How Hitler Nearly Destroyed the Great American Novel
When Houghton Mifflin published ‘Mein Kampf’ in 1933, it sparked what could be the strangest saga in publishing history
There are horror stories about what can go wrong on release day, and then there is the story of John Fante. There has always been a rich genre of heartbreaking tales of what could have been — from albums released on September 11th to sculptures destroyed in transit — and then there is the novel Ask the Dust, a book whose tragic bad luck is spoken of in hushed tones — passed from writer to writer and repeated endlessly by critics and journalists — as the ultimate publishing nightmare.
The fact that a brilliant work would not be appreciated in its time is not, in and of itself, a remarkable event. But the nearly unbelievable (and up until now, largely unconfirmed) how of Ask the Dust, now widely considered to be a sort of West Coast Gatsby — which was released to rave reviews in 1939 but did not begin to find its audience until the early 1980s as Fante, then a double amputee, lay dying of diabetes — was not some inexplicable, unavoidable force majeure. It was not ill-health or racism or hubris. It was something much more specific. It was something with a face and a name. Really just one name, in fact.
While the list of artists victimized by the Nazis is long — from Stefan Zweig to Felix Nussbaum — few of them were first-generation Italian immigrants living and writing books in sunny Southern California. Very few of those tragedies were rendered through a decision by a U.S. Federal Court. And of course, none of them were ultimately redeemed by a chance encounter on the shelves of the Los Angeles Public Library nearly a half-century later.

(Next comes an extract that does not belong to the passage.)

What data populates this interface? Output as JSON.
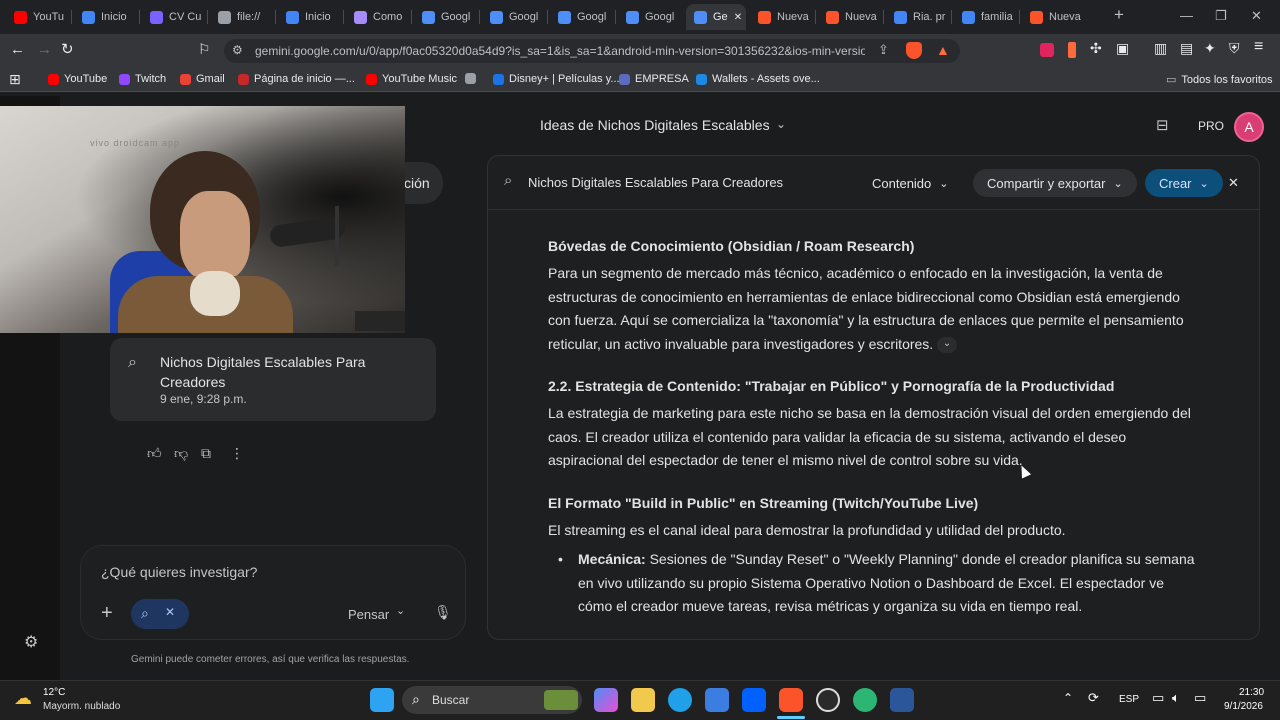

What follows, then, is one of strangest sagas in all of publishing — perhaps in all of art. It is a story of greed and stupidity, of bad timing and eventual vindication. Ultimately, it’s the story of how some of the “finest fiction ever written in America” managed to triumph over undeniable evil. And it’s one that deserves the…